▶ **TASK**
Extract every line below, verbatim.

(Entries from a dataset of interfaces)

----------

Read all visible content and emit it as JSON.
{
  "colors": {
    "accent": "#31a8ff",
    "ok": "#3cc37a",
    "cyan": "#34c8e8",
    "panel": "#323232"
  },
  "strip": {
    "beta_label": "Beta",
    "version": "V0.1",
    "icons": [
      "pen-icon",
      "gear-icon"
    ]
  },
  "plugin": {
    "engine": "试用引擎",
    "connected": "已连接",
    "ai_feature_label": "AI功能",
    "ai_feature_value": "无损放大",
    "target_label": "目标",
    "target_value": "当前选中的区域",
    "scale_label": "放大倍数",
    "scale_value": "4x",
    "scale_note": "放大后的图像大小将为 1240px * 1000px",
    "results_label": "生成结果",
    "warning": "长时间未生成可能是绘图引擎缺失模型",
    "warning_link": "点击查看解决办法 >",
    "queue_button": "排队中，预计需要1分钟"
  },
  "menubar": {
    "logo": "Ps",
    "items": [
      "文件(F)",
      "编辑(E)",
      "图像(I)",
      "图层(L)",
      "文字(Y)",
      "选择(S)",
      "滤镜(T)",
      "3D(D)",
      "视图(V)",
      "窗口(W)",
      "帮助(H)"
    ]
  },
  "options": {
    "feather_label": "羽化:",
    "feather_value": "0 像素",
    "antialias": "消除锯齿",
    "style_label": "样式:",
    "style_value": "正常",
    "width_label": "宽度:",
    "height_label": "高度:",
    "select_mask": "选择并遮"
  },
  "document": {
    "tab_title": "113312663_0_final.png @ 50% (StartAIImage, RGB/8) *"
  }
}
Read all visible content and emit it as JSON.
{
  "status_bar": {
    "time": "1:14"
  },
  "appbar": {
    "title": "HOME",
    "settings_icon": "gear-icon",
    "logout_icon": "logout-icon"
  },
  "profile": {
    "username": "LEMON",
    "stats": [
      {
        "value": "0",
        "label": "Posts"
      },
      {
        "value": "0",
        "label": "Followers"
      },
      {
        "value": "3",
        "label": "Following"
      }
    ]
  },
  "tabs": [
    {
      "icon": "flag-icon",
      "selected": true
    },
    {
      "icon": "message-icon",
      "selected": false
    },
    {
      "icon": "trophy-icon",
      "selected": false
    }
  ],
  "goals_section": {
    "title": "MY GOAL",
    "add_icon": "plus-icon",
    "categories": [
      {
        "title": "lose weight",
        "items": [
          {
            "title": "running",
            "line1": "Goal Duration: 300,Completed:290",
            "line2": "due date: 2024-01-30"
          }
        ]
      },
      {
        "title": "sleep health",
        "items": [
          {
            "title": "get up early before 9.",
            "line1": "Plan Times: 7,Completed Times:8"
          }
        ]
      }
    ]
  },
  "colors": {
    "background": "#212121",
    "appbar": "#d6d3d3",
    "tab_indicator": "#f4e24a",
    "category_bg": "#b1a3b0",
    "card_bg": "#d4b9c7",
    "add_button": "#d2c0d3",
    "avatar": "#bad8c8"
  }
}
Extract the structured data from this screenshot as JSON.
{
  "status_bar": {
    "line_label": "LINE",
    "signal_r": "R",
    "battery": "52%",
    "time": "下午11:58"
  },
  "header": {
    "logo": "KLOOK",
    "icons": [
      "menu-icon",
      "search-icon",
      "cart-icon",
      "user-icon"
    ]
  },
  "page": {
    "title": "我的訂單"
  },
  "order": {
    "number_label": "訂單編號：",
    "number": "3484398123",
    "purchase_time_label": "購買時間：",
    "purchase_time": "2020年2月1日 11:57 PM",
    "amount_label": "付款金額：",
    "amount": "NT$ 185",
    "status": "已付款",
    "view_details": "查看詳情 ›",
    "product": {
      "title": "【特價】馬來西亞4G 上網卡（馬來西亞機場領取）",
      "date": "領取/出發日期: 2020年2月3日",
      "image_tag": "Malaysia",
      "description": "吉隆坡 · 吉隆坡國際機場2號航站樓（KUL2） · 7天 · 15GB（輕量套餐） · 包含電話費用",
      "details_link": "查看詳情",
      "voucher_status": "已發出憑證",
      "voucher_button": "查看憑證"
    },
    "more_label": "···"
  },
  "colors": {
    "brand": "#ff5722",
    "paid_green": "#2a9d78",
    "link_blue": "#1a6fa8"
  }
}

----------

▶ **THE COMPLETED TASK**
Read all visible content and emit it as JSON.
{
  "colors": {
    "accent": "#31a8ff",
    "ok": "#3cc37a",
    "cyan": "#34c8e8",
    "panel": "#323232"
  },
  "strip": {
    "beta_label": "Beta",
    "version": "V0.1",
    "icons": [
      "pen-icon",
      "gear-icon"
    ]
  },
  "plugin": {
    "engine": "试用引擎",
    "connected": "已连接",
    "ai_feature_label": "AI功能",
    "ai_feature_value": "无损放大",
    "target_label": "目标",
    "target_value": "当前选中的区域",
    "scale_label": "放大倍数",
    "scale_value": "4x",
    "scale_note": "放大后的图像大小将为 1240px * 1000px",
    "results_label": "生成结果",
    "warning": "长时间未生成可能是绘图引擎缺失模型",
    "warning_link": "点击查看解决办法 >",
    "queue_button": "排队中，预计需要1分钟"
  },
  "menubar": {
    "logo": "Ps",
    "items": [
      "文件(F)",
      "编辑(E)",
      "图像(I)",
      "图层(L)",
      "文字(Y)",
      "选择(S)",
      "滤镜(T)",
      "3D(D)",
      "视图(V)",
      "窗口(W)",
      "帮助(H)"
    ]
  },
  "options": {
    "feather_label": "羽化:",
    "feather_value": "0 像素",
    "antialias": "消除锯齿",
    "style_label": "样式:",
    "style_value": "正常",
    "width_label": "宽度:",
    "height_label": "高度:",
    "select_mask": "选择并遮"
  },
  "document": {
    "tab_title": "113312663_0_final.png @ 50% (StartAIImage, RGB/8) *"
  }
}
Read all visible content and emit it as JSON.
{
  "status_bar": {
    "time": "1:14"
  },
  "appbar": {
    "title": "HOME",
    "settings_icon": "gear-icon",
    "logout_icon": "logout-icon"
  },
  "profile": {
    "username": "LEMON",
    "stats": [
      {
        "value": "0",
        "label": "Posts"
      },
      {
        "value": "0",
        "label": "Followers"
      },
      {
        "value": "3",
        "label": "Following"
      }
    ]
  },
  "tabs": [
    {
      "icon": "flag-icon",
      "selected": true
    },
    {
      "icon": "message-icon",
      "selected": false
    },
    {
      "icon": "trophy-icon",
      "selected": false
    }
  ],
  "goals_section": {
    "title": "MY GOAL",
    "add_icon": "plus-icon",
    "categories": [
      {
        "title": "lose weight",
        "items": [
          {
            "title": "running",
            "line1": "Goal Duration: 300,Completed:290",
            "line2": "due date: 2024-01-30"
          }
        ]
      },
      {
        "title": "sleep health",
        "items": [
          {
            "title": "get up early before 9.",
            "line1": "Plan Times: 7,Completed Times:8"
          }
        ]
      }
    ]
  },
  "colors": {
    "background": "#212121",
    "appbar": "#d6d3d3",
    "tab_indicator": "#f4e24a",
    "category_bg": "#b1a3b0",
    "card_bg": "#d4b9c7",
    "add_button": "#d2c0d3",
    "avatar": "#bad8c8"
  }
}
Extract the structured data from this screenshot as JSON.
{
  "status_bar": {
    "line_label": "LINE",
    "signal_r": "R",
    "battery": "52%",
    "time": "下午11:58"
  },
  "header": {
    "logo": "KLOOK",
    "icons": [
      "menu-icon",
      "search-icon",
      "cart-icon",
      "user-icon"
    ]
  },
  "page": {
    "title": "我的訂單"
  },
  "order": {
    "number_label": "訂單編號：",
    "number": "3484398123",
    "purchase_time_label": "購買時間：",
    "purchase_time": "2020年2月1日 11:57 PM",
    "amount_label": "付款金額：",
    "amount": "NT$ 185",
    "status": "已付款",
    "view_details": "查看詳情 ›",
    "product": {
      "title": "【特價】馬來西亞4G 上網卡（馬來西亞機場領取）",
      "date": "領取/出發日期: 2020年2月3日",
      "image_tag": "Malaysia",
      "description": "吉隆坡 · 吉隆坡國際機場2號航站樓（KUL2） · 7天 · 15GB（輕量套餐） · 包含電話費用",
      "details_link": "查看詳情",
      "voucher_status": "已發出憑證",
      "voucher_button": "查看憑證"
    },
    "more_label": "···"
  },
  "colors": {
    "brand": "#ff5722",
    "paid_green": "#2a9d78",
    "link_blue": "#1a6fa8"
  }
}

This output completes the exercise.